Retype each of the entries below exactly as written.
═══ Available data ═══
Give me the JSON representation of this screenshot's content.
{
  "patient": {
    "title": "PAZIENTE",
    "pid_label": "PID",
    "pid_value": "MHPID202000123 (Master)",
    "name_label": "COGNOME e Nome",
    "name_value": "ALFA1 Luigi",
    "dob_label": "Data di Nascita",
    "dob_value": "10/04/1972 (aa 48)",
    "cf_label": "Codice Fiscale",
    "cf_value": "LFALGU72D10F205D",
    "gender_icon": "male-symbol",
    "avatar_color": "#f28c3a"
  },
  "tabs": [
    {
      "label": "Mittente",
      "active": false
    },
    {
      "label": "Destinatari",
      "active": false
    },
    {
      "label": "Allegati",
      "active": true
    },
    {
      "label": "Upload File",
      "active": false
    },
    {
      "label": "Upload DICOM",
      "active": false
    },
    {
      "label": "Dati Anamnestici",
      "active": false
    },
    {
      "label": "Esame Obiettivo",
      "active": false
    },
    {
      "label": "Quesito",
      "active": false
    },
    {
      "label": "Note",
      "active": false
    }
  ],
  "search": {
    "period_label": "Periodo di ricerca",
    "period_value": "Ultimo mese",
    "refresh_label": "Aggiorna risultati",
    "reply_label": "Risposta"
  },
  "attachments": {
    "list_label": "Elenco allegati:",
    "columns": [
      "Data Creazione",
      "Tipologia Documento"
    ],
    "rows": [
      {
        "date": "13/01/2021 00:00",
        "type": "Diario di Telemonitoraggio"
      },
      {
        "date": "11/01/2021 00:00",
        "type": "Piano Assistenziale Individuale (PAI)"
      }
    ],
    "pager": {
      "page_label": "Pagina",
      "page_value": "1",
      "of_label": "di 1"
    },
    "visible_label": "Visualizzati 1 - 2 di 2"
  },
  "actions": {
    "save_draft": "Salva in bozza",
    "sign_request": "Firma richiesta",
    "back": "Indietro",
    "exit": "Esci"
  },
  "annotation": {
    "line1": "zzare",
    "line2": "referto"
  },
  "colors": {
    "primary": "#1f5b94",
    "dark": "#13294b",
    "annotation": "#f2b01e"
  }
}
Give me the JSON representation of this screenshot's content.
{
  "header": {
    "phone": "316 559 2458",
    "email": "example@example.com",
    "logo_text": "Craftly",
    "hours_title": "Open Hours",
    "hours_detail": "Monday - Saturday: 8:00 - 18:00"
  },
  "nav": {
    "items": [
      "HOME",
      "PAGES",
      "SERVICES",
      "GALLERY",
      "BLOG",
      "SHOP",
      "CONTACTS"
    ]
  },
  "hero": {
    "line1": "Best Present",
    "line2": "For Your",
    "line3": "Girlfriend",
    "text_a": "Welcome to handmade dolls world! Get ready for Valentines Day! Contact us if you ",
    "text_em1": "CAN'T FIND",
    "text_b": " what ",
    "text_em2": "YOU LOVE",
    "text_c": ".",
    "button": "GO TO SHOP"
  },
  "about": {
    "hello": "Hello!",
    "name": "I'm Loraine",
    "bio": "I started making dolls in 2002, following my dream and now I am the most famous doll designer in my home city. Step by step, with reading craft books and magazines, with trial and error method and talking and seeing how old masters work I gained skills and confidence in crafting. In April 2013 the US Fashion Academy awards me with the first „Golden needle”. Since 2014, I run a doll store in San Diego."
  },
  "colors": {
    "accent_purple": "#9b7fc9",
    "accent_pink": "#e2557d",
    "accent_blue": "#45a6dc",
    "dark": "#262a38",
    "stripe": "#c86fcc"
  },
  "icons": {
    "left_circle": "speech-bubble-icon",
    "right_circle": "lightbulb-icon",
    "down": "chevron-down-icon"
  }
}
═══
Answer for this exercise ->
Give me the JSON representation of this screenshot's content.
{
  "patient": {
    "title": "PAZIENTE",
    "pid_label": "PID",
    "pid_value": "MHPID202000123 (Master)",
    "name_label": "COGNOME e Nome",
    "name_value": "ALFA1 Luigi",
    "dob_label": "Data di Nascita",
    "dob_value": "10/04/1972 (aa 48)",
    "cf_label": "Codice Fiscale",
    "cf_value": "LFALGU72D10F205D",
    "gender_icon": "male-symbol",
    "avatar_color": "#f28c3a"
  },
  "tabs": [
    {
      "label": "Mittente",
      "active": false
    },
    {
      "label": "Destinatari",
      "active": false
    },
    {
      "label": "Allegati",
      "active": true
    },
    {
      "label": "Upload File",
      "active": false
    },
    {
      "label": "Upload DICOM",
      "active": false
    },
    {
      "label": "Dati Anamnestici",
      "active": false
    },
    {
      "label": "Esame Obiettivo",
      "active": false
    },
    {
      "label": "Quesito",
      "active": false
    },
    {
      "label": "Note",
      "active": false
    }
  ],
  "search": {
    "period_label": "Periodo di ricerca",
    "period_value": "Ultimo mese",
    "refresh_label": "Aggiorna risultati",
    "reply_label": "Risposta"
  },
  "attachments": {
    "list_label": "Elenco allegati:",
    "columns": [
      "Data Creazione",
      "Tipologia Documento"
    ],
    "rows": [
      {
        "date": "13/01/2021 00:00",
        "type": "Diario di Telemonitoraggio"
      },
      {
        "date": "11/01/2021 00:00",
        "type": "Piano Assistenziale Individuale (PAI)"
      }
    ],
    "pager": {
      "page_label": "Pagina",
      "page_value": "1",
      "of_label": "di 1"
    },
    "visible_label": "Visualizzati 1 - 2 di 2"
  },
  "actions": {
    "save_draft": "Salva in bozza",
    "sign_request": "Firma richiesta",
    "back": "Indietro",
    "exit": "Esci"
  },
  "annotation": {
    "line1": "zzare",
    "line2": "referto"
  },
  "colors": {
    "primary": "#1f5b94",
    "dark": "#13294b",
    "annotation": "#f2b01e"
  }
}
Give me the JSON representation of this screenshot's content.
{
  "header": {
    "phone": "316 559 2458",
    "email": "example@example.com",
    "logo_text": "Craftly",
    "hours_title": "Open Hours",
    "hours_detail": "Monday - Saturday: 8:00 - 18:00"
  },
  "nav": {
    "items": [
      "HOME",
      "PAGES",
      "SERVICES",
      "GALLERY",
      "BLOG",
      "SHOP",
      "CONTACTS"
    ]
  },
  "hero": {
    "line1": "Best Present",
    "line2": "For Your",
    "line3": "Girlfriend",
    "text_a": "Welcome to handmade dolls world! Get ready for Valentines Day! Contact us if you ",
    "text_em1": "CAN'T FIND",
    "text_b": " what ",
    "text_em2": "YOU LOVE",
    "text_c": ".",
    "button": "GO TO SHOP"
  },
  "about": {
    "hello": "Hello!",
    "name": "I'm Loraine",
    "bio": "I started making dolls in 2002, following my dream and now I am the most famous doll designer in my home city. Step by step, with reading craft books and magazines, with trial and error method and talking and seeing how old masters work I gained skills and confidence in crafting. In April 2013 the US Fashion Academy awards me with the first „Golden needle”. Since 2014, I run a doll store in San Diego."
  },
  "colors": {
    "accent_purple": "#9b7fc9",
    "accent_pink": "#e2557d",
    "accent_blue": "#45a6dc",
    "dark": "#262a38",
    "stripe": "#c86fcc"
  },
  "icons": {
    "left_circle": "speech-bubble-icon",
    "right_circle": "lightbulb-icon",
    "down": "chevron-down-icon"
  }
}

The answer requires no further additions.